When we consider security, we should ask ourselves some questions:
- What thing do I want to protect?
- What is it about that thing that I want to protect?
- Who or what am I protecting that thing from?
- What is the value of the thing that is being protected?
Confidentiality refers to who can see, access, or use an asset. We want to control access to the asset and ensure that unauthorized access is prevented. The most common mechanisms to achieve confidentiality are cryptography and access control.
The contents of your smartphone provide an example of confidentiality protection. Many smartphones have an encrypted file system to protect the data on your phone if you lose it. The cryptographic key that is used to decrypt the file system is only available after a user has authenticated themselves. In this example, cryptography is used to protect the confidentiality of the data in the filesystem. Access control is used to protect the confidentiality of the key that is needed to read the filesystem.
Integrity refers to protecting the accuracy and completeness of an asset. Integrity protects the asset from unauthorized modifications or detects whether modifications have occurred.
For example, consider a device that includes the public key of an update server. This public key is not a secret, so we might not care about ensuring its confidentiality. However, we do need to ensure that the key is not replaced or tampered with. Replacing the key would allow an attacker to make a malicious update that appeared to be a genuine update. Corrupting the key might prevent the system from installing genuine updates. This corruption would leave the system open to known attacks.
Authenticity refers to verification that an asset is what it claims to be.
Let's use again the example of a device that includes the public key of an update server. When a device downloads a software update from an update server, we need to ensure that the update is authentic. The software provider signs the update with its private key, and the device can verify the signature using its copy of the public key. By ensuring the integrity of the stored public key, the device can check the authenticity of the software update. If an attacker tries to substitute the update, we can detect this and prevent installation.
Availability means that authorized users can access and use the asset in the ways that it is intended to be used.

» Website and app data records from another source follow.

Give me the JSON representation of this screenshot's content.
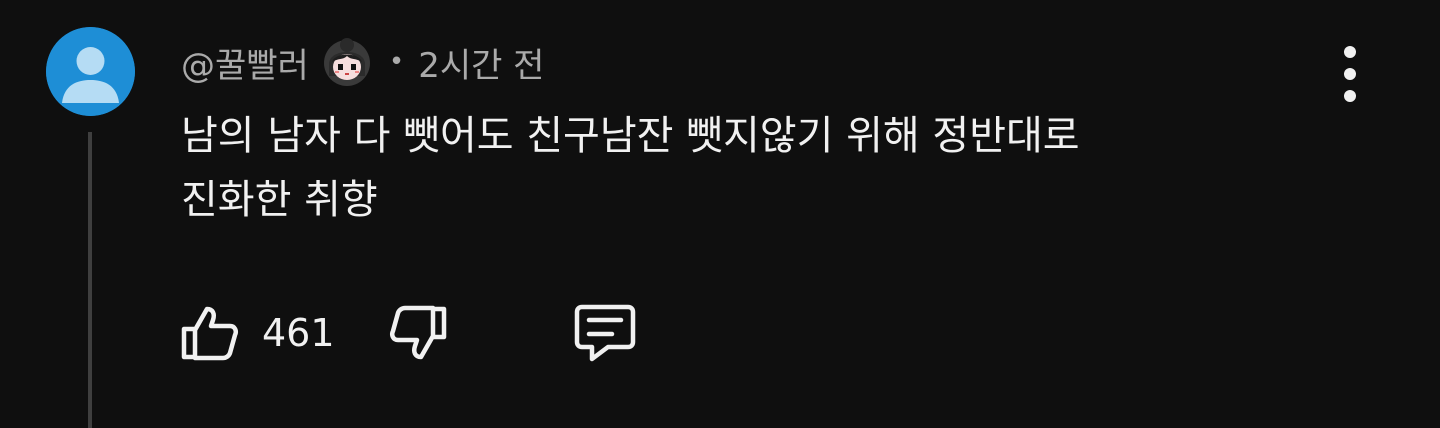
{
  "comment": {
    "author": "@꿀빨러",
    "separator": "•",
    "timestamp": "2시간 전",
    "text": "남의 남자 다 뺏어도 친구남잔 뺏지않기 위해 정반대로\n진화한 취향",
    "likes": "461",
    "avatar_color": "#1e8ed6",
    "icons": {
      "more": "more-vert-icon",
      "like": "thumbs-up-icon",
      "dislike": "thumbs-down-icon",
      "reply": "reply-comment-icon",
      "badge": "member-badge-icon"
    }
  }
}
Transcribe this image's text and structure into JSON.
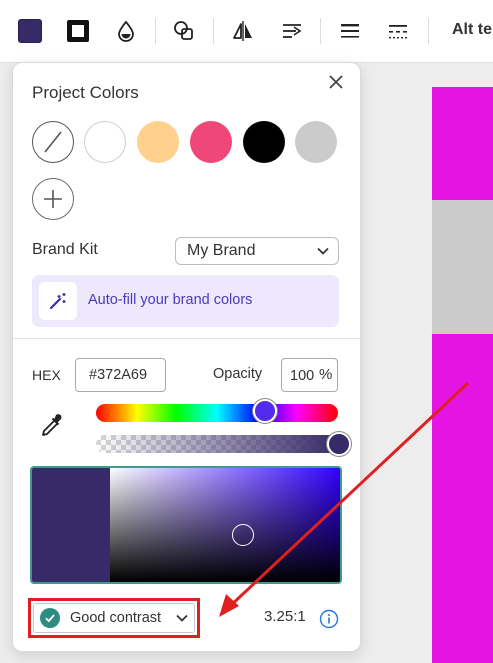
{
  "colors": {
    "selected": "#372A69",
    "canvas_magenta": "#E414E4",
    "canvas_gray": "#CBCBCB",
    "accent_teal": "#2E8B7F",
    "annotation_red": "#E02020",
    "link_purple": "#4B3BB8"
  },
  "toolbar": {
    "items": [
      {
        "icon": "fill-color-swatch-icon"
      },
      {
        "icon": "border-style-icon"
      },
      {
        "icon": "transparency-drop-icon"
      },
      {
        "icon": "shape-overlap-icon"
      },
      {
        "icon": "flip-icon"
      },
      {
        "icon": "align-icon"
      },
      {
        "icon": "line-weight-icon"
      },
      {
        "icon": "dash-style-icon"
      }
    ],
    "alt_text_label": "Alt te"
  },
  "panel": {
    "project_colors_title": "Project Colors",
    "swatches": [
      {
        "color": "none",
        "name": "no-color"
      },
      {
        "color": "#FFFFFF",
        "name": "white"
      },
      {
        "color": "#FFD08E",
        "name": "peach"
      },
      {
        "color": "#EE4778",
        "name": "pink"
      },
      {
        "color": "#000000",
        "name": "black"
      },
      {
        "color": "#CBCBCB",
        "name": "gray"
      }
    ],
    "brand_kit_label": "Brand Kit",
    "brand_select_value": "My Brand",
    "autofill_label": "Auto-fill your brand colors",
    "hex_label": "HEX",
    "hex_value": "#372A69",
    "opacity_label": "Opacity",
    "opacity_value": "100",
    "opacity_unit": "%",
    "hue_position": 0.7,
    "alpha_position": 1.0,
    "saturation": 0.58,
    "brightness": 0.41,
    "contrast_label": "Good contrast",
    "contrast_ratio": "3.25:1"
  }
}
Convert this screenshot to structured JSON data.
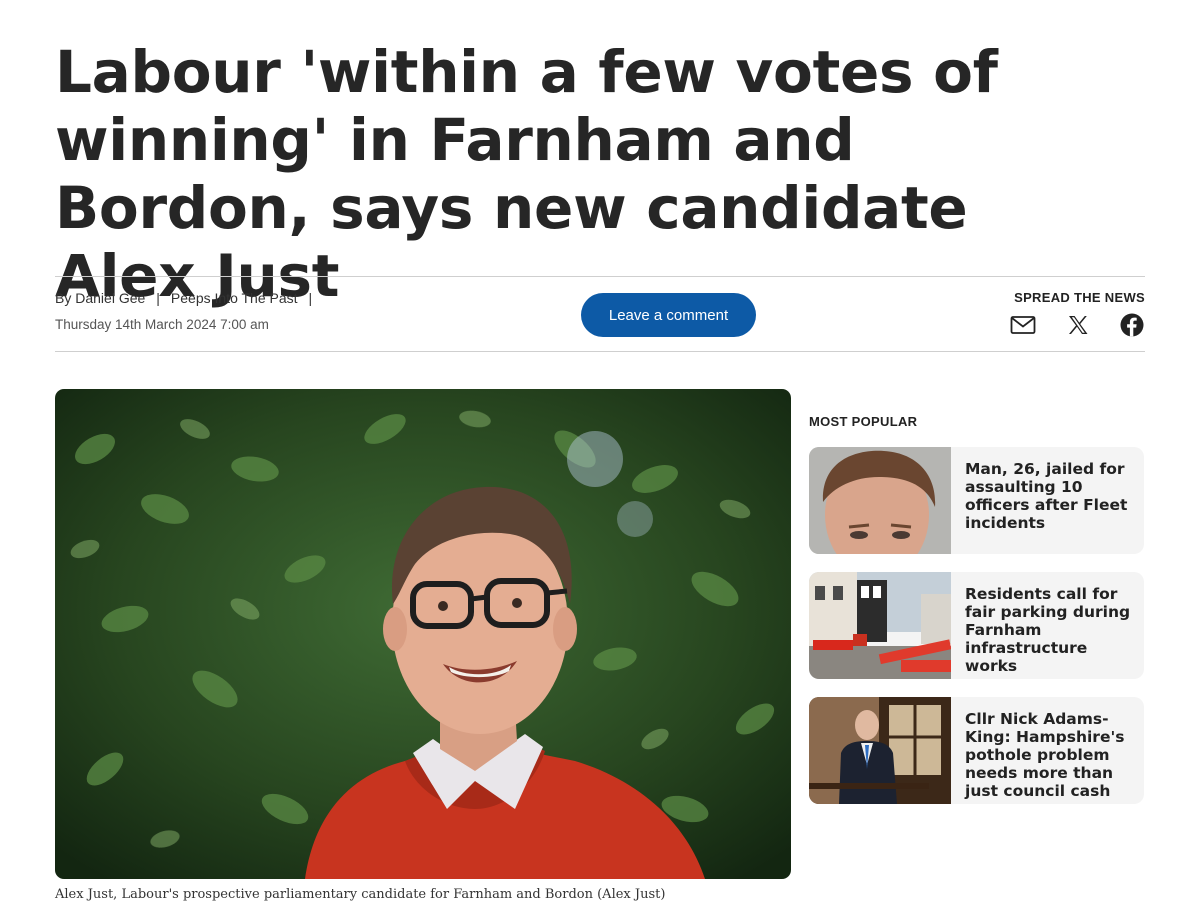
{
  "article": {
    "headline": "Labour 'within a few votes of winning' in Farnham and Bordon, says new candidate Alex Just",
    "byline_prefix": "By",
    "author": "Daniel Gee",
    "section": "Peeps Into The Past",
    "date": "Thursday 14th March 2024 7:00 am",
    "caption": "Alex Just, Labour's prospective parliamentary candidate for Farnham and Bordon (Alex Just)"
  },
  "actions": {
    "comment_label": "Leave a comment",
    "spread_title": "SPREAD THE NEWS",
    "share_icons": [
      "email-icon",
      "x-icon",
      "facebook-icon"
    ]
  },
  "sidebar": {
    "title": "MOST POPULAR",
    "items": [
      {
        "headline": "Man, 26, jailed for assaulting 10 officers after Fleet incidents"
      },
      {
        "headline": "Residents call for fair parking during Farnham infrastructure works"
      },
      {
        "headline": "Cllr Nick Adams-King: Hampshire's pothole problem needs more than just council cash"
      }
    ]
  },
  "colors": {
    "accent": "#0d5aa6",
    "card_bg": "#f4f4f4",
    "rule": "#cfcfcf"
  }
}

A denial-of-service attack is a common method of denying availability. Typically, a denial-of-service attack involves flooding a system with false requests or data. For example, a denial-of-service attack might send large numbers of requests to a website, hoping to make the website so busy that it cannot service its genuine users.
Availability is about ensuring that, even if attacked, the user can still access and use an asset.